> YOUR OBJECTIVE: Go through the data and copy each line where the string "tree" appears.

> DATA FOR THE TASK:
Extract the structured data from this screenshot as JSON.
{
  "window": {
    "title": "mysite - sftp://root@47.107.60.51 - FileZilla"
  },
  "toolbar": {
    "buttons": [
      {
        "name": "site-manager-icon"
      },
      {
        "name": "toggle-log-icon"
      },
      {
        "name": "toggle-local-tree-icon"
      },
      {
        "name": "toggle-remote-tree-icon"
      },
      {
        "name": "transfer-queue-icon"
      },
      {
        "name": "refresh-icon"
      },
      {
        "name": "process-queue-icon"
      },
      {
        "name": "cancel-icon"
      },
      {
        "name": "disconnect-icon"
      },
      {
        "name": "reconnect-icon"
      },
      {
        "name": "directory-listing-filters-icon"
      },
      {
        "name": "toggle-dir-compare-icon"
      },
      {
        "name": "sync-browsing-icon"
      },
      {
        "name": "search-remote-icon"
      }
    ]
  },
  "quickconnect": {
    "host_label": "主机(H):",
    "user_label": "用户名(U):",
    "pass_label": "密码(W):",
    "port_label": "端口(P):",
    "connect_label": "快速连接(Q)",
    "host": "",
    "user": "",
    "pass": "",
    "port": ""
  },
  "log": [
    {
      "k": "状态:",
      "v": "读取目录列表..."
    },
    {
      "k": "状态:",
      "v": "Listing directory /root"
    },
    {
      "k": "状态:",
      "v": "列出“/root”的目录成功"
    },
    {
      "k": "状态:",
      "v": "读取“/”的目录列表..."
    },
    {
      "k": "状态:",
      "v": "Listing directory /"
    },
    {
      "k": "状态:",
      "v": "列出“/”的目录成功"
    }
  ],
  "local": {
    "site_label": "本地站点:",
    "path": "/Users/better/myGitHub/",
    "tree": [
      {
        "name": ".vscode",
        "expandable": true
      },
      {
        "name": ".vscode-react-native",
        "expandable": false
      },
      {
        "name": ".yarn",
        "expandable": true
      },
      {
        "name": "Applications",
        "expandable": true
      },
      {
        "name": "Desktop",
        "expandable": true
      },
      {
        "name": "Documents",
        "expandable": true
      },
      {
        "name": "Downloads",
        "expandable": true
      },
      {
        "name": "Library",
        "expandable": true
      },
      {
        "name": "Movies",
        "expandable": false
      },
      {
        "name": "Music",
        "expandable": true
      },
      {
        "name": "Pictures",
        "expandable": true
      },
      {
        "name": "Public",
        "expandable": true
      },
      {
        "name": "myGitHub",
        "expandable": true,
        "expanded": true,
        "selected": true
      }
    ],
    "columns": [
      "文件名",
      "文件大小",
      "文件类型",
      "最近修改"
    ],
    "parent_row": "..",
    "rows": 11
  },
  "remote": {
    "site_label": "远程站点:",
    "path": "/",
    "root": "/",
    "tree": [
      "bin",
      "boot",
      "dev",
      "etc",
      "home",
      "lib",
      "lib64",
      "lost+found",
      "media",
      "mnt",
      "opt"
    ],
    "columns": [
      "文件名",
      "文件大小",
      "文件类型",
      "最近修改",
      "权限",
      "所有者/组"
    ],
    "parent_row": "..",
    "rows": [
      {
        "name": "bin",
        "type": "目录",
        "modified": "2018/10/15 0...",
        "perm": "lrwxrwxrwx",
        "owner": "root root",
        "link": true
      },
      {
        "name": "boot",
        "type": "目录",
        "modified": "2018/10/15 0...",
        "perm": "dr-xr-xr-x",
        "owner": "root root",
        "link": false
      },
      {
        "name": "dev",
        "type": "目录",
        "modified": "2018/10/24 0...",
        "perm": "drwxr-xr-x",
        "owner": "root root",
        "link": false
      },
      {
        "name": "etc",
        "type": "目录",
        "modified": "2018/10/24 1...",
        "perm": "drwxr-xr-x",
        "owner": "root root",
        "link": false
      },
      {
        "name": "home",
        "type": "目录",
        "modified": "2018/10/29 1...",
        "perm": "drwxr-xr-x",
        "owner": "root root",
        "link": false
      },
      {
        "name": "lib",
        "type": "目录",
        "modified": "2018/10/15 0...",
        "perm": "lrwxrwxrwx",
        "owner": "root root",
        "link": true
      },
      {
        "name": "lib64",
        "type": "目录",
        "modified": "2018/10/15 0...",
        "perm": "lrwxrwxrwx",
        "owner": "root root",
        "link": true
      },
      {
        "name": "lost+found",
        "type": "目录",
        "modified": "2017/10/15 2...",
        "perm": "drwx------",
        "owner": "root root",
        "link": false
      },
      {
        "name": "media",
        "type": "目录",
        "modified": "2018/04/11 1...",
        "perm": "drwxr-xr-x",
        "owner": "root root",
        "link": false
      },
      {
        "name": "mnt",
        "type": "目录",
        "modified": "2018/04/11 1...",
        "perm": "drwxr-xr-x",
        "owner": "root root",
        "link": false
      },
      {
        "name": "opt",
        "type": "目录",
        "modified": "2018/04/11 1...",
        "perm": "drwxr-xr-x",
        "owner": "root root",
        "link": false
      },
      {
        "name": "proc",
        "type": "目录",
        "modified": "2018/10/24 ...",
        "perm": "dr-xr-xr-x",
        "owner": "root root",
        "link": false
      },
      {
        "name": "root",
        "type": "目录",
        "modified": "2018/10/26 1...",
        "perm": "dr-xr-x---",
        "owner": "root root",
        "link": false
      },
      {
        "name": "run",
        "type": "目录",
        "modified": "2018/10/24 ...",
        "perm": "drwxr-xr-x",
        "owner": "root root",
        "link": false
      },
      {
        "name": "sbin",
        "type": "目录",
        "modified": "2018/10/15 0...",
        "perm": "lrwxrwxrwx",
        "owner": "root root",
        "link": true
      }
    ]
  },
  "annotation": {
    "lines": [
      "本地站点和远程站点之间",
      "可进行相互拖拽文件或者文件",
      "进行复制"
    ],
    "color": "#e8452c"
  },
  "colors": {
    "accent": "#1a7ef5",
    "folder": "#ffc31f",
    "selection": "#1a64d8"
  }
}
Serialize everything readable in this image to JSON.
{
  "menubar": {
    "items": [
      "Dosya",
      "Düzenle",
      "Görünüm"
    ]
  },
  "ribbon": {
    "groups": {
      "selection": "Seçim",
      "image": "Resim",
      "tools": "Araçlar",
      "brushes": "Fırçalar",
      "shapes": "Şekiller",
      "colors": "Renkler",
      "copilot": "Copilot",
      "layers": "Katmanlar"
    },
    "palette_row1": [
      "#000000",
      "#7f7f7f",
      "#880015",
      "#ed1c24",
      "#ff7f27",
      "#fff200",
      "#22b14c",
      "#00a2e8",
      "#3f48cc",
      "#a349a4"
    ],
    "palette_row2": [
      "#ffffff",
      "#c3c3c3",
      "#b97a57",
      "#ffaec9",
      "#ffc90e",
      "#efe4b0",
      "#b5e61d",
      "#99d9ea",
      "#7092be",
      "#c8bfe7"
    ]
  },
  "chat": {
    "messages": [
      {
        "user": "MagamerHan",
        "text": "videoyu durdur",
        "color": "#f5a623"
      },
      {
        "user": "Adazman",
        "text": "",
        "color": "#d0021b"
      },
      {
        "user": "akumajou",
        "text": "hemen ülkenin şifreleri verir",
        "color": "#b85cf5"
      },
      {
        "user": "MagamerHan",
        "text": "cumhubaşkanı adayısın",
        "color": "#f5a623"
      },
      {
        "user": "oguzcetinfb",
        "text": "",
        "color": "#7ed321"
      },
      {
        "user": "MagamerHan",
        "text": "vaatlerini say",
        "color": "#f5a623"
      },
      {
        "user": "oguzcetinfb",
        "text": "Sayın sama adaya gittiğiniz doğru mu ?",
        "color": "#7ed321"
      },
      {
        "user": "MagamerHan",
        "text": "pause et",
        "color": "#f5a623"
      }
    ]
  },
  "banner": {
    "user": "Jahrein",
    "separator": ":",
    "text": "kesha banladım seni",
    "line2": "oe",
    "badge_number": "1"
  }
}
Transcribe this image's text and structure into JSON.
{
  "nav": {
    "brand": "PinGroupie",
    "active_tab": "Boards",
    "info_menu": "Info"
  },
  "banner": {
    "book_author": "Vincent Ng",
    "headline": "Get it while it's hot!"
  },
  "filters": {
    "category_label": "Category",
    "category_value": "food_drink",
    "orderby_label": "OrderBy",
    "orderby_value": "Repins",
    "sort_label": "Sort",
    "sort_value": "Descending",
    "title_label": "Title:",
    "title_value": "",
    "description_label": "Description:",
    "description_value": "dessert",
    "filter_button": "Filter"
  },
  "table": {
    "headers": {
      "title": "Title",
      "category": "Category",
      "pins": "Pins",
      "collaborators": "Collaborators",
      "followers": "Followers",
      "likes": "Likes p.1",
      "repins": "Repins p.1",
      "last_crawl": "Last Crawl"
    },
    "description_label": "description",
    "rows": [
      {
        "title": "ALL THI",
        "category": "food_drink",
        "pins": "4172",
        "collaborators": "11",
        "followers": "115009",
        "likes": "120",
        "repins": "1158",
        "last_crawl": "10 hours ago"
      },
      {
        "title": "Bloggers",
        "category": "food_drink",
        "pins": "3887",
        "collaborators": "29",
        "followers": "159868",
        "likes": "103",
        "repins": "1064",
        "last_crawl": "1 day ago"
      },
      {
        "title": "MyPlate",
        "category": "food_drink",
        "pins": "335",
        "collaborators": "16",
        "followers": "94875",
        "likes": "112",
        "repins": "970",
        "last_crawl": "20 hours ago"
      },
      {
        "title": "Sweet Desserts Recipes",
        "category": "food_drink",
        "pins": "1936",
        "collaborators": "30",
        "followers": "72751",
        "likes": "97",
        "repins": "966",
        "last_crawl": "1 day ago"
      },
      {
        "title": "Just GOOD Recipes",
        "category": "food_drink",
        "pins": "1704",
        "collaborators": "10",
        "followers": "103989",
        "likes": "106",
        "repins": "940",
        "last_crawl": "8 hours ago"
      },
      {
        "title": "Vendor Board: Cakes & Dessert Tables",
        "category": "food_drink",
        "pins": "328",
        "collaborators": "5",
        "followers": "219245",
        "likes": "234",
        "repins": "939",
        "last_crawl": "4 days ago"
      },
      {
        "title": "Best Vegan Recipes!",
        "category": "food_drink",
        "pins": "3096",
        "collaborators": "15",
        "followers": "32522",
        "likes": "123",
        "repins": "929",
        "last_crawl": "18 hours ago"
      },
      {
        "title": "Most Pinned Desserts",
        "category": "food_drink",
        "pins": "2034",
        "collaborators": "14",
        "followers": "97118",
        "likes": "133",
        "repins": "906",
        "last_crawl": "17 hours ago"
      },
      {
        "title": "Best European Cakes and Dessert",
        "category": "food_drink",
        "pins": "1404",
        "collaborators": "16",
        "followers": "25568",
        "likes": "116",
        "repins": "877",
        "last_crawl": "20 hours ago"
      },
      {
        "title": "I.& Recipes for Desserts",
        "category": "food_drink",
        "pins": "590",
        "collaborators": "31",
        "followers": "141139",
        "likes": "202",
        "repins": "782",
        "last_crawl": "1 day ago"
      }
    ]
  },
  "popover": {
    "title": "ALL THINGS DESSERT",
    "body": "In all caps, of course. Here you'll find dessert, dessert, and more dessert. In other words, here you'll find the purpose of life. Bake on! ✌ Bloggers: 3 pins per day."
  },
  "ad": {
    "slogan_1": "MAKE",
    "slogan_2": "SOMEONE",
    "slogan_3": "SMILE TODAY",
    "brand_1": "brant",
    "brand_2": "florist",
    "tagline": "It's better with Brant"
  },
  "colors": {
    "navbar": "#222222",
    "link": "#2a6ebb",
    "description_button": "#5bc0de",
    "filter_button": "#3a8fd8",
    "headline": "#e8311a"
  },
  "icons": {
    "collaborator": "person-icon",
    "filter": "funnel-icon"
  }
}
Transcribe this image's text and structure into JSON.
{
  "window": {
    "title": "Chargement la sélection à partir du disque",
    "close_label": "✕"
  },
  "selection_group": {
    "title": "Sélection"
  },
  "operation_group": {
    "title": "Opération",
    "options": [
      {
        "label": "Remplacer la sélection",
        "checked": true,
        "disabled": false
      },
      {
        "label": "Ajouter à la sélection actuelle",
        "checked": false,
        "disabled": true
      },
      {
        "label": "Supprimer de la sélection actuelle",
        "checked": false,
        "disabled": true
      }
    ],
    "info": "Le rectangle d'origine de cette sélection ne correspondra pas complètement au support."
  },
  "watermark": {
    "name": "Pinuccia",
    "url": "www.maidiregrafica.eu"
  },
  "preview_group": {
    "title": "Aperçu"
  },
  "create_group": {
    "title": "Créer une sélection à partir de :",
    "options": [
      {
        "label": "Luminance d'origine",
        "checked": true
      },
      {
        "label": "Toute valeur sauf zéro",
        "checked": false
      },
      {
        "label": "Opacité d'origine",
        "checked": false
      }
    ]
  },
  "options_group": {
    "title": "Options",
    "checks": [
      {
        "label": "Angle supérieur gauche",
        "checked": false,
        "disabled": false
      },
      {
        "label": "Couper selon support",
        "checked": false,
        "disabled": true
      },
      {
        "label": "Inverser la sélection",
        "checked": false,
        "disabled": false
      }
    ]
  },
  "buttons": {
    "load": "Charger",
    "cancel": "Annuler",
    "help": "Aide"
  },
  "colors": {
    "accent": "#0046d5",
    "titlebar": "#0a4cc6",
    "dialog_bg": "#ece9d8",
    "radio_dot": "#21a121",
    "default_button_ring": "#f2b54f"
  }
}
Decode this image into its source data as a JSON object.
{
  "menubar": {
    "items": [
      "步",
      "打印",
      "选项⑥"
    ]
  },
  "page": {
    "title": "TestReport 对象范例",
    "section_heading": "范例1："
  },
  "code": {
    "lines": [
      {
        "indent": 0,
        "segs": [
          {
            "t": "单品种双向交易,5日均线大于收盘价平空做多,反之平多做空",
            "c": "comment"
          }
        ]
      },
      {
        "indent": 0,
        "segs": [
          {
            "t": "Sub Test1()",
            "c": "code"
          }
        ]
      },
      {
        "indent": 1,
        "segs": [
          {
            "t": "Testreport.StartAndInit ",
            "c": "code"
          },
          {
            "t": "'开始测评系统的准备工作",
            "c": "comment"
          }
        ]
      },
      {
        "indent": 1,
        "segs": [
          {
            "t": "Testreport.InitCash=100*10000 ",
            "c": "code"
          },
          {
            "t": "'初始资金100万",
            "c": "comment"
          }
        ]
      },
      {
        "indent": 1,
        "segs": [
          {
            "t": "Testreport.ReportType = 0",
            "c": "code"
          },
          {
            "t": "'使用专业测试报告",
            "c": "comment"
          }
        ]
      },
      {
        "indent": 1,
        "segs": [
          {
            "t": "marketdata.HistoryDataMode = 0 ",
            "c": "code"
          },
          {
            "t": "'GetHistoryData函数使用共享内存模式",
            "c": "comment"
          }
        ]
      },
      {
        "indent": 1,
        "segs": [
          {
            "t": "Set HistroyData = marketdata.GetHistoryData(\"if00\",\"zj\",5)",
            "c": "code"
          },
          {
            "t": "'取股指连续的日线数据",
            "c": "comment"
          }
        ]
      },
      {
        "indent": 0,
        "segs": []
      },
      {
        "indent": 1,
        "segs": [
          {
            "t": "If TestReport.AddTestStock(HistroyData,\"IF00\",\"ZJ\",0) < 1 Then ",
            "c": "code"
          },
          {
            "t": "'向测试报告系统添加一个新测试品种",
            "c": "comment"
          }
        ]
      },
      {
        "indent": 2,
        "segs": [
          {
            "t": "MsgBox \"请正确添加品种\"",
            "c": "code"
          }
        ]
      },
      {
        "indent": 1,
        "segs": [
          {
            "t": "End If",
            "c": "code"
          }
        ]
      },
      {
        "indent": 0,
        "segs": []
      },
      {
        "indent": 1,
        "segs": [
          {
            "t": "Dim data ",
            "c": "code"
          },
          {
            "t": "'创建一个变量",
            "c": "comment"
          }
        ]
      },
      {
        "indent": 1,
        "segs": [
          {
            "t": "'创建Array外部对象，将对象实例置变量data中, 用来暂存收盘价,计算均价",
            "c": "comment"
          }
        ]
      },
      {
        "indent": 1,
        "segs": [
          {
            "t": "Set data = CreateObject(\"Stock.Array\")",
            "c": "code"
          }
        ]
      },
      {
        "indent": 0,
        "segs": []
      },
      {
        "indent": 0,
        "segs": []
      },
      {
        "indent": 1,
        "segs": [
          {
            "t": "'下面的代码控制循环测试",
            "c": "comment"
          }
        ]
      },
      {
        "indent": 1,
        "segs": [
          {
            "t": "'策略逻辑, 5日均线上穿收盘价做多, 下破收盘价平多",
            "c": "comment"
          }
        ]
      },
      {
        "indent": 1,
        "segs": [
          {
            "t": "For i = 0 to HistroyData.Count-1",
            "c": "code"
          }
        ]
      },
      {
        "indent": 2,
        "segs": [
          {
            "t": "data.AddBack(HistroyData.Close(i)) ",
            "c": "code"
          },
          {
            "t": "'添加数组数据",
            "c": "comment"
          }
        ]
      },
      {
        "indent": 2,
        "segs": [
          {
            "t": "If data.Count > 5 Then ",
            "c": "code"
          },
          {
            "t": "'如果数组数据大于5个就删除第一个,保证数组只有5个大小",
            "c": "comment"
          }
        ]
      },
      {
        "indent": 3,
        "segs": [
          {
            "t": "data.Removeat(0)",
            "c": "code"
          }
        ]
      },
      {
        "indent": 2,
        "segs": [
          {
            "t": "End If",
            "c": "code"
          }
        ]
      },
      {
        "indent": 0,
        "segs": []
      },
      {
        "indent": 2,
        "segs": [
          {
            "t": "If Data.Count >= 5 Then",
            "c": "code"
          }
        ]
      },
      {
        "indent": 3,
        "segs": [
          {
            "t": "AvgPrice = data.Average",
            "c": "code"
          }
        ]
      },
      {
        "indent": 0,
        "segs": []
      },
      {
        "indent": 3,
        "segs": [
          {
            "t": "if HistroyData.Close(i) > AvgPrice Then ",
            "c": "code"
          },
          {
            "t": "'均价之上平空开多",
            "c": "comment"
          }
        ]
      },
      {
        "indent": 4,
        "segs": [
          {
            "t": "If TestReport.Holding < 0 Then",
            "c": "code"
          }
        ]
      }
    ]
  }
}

> RESULT OF THIS EXERCISE:
        "name": "toggle-local-tree-icon"
        "name": "toggle-remote-tree-icon"
    "tree": [
    "tree": [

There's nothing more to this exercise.